The MacBook Pro is a nice machine - a 15-inch Mid 2012 Non-Retina - and the hardware is rather nice. I built the machine as a budget games system, something I could run emulated console games and some Windows exclusive titles on, and unfortunately it's the process of installing Windows that has proven extremely difficult. The computer itself is otherwise fine, but without Windows installed it otherwise serves no purpose, at least until I find an alternative use for it.
That would certainly be part of it, and I enjoyed technology a lot more around a decade or so ago, mainly because what was on offer then aligned with my own interests a lot more. I loved hacking around hardware and software to make computers do cool stuff, where watching the machine do something interesting was the end goal.
Computers have matured since then, security has become a major concern, features are thinned out in favour of ease of use, but the complexity has increased. While computers were often considered frustrating beasts in the 1980s and 1990s, someone knowledgeable enough could still navigate the maze and make it work. With modern technology it's now almost a random draw as to whether something will work. Something that worked before doesn't work a second time, or a common task fails for no apparent reason. One such example being my when notes disappeared from my iPhone without warning, removed from iCloud, and Apple support were unable to assist outside of the common "restart and pray" remedies. They reappeared a week later, as though nothing had ever happened.
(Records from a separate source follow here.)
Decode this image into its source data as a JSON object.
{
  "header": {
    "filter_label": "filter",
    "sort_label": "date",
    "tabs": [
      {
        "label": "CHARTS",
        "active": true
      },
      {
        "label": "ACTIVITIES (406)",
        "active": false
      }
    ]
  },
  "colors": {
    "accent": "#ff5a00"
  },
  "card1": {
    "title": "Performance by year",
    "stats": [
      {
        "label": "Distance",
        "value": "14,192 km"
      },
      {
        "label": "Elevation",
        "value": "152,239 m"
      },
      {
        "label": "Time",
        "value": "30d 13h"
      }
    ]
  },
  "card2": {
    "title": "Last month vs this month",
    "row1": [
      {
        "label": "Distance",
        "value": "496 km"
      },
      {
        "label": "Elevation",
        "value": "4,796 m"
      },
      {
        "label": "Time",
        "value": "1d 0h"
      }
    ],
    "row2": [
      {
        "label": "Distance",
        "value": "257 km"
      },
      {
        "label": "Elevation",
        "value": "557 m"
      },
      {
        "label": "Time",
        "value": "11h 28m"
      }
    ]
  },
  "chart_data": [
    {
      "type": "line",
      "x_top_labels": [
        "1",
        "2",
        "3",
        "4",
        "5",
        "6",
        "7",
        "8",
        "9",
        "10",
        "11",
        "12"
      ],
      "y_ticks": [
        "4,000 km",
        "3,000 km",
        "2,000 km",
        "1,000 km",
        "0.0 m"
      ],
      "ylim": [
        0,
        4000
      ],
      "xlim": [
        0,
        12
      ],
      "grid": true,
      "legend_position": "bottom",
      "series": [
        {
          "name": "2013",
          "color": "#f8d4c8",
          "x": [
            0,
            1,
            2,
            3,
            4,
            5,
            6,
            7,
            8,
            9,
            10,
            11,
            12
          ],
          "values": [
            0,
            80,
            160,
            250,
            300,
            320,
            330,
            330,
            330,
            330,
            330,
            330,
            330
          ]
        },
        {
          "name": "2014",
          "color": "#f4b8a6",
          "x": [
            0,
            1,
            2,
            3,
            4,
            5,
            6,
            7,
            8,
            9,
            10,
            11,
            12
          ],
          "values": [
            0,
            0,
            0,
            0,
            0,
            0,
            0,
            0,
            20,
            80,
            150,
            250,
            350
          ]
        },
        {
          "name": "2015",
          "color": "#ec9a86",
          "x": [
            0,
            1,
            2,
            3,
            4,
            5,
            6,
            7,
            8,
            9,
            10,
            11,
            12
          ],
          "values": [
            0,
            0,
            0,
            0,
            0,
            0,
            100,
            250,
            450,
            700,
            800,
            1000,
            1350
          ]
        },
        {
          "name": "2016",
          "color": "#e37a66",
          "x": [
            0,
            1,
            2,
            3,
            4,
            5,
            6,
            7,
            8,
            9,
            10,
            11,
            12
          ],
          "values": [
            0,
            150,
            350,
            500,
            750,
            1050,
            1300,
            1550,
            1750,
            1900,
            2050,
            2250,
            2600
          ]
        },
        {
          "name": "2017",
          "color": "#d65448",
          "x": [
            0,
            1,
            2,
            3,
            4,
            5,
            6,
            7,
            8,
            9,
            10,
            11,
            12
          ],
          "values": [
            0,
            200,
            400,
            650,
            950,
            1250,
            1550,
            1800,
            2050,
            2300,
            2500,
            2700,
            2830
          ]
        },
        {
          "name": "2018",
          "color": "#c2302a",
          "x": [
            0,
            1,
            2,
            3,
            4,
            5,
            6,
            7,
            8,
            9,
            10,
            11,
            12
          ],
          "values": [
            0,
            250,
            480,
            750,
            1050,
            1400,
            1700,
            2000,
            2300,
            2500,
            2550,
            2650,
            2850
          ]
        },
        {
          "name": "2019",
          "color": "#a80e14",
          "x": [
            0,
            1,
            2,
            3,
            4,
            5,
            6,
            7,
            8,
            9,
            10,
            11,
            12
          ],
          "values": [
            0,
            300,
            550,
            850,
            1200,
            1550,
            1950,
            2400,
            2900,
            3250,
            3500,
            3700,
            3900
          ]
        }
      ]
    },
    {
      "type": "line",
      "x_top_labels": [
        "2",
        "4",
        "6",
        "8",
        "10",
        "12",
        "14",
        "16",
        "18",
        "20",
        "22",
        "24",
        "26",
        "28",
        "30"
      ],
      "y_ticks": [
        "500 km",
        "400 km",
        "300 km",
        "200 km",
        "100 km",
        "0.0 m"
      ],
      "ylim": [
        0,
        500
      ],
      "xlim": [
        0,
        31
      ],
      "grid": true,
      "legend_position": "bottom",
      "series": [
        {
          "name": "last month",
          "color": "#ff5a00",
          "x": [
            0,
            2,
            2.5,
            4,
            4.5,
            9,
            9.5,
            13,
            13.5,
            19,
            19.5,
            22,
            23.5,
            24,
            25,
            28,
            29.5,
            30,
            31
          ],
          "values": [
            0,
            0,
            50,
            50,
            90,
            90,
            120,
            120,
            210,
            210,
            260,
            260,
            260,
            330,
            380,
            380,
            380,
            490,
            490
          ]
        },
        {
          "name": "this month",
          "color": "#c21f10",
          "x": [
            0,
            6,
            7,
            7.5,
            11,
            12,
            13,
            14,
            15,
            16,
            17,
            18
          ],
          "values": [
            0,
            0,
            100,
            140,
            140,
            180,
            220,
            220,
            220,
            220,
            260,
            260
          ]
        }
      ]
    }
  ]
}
I disabled iCloud entirely after that.
Technology overall is incredible and I can appreciate the kind of conveniences and capabilities we now have that didn't exist before, but it also seems that the more technology becomes ingrained in our lives and culture, the more headaches and expenses we should come to expect when it doesn't work as expected. There's a point of diminishing returns where the modern conveniences of the "Internet of Things" don't counter the security concerns, vulnerabilities, bugs, connection issues and never ending software updates.
This is essentially where I'm now at. Time to take a step back, shelve the computer for a while, put away the internet-connected salt shaker (Yay, double entendre!) and see if it could actually be beneficial to disconnect ones self - at least for a while.
A little experiment. Last Sunday I backed up my data, erased my MacBook Pro and MacBook Air, and shelved them. The only computers left in my workspace were my '86 IBM XT running DOS and my 27" iMac as a backup. Whenever I needed to access the internet, I had an iPad 2 running iOS 9.3.5.
The entire week, the iMac 27" wasn't powered on once, so count that one out. The IBM XT was a bit of fun, technology in its simplest form, and always a pleasure to play around with, but even it saw almost no use. Everything else was done on the iPad. Not the fastest little device, but enough to check the mail, read the news and watch some videos. No iCloud syncing, handoff or continuity, everything done on the local device.
Without a doubt the most relaxing week of technology use I've had in years. So effortless! But still connected enough to get things done. Sometimes the iPad would run out of memory or slow down, but a little patience and creative application management goes a long way.
I've since restored my MacBook Air, to manage the data and tasks that need a little more horsepower, but I'll continue to simplify, even on the MacBook where I could do away with at least half the applications and data I currently have.
Chances are I'll re-run the experiment from time to time whenever I need a break.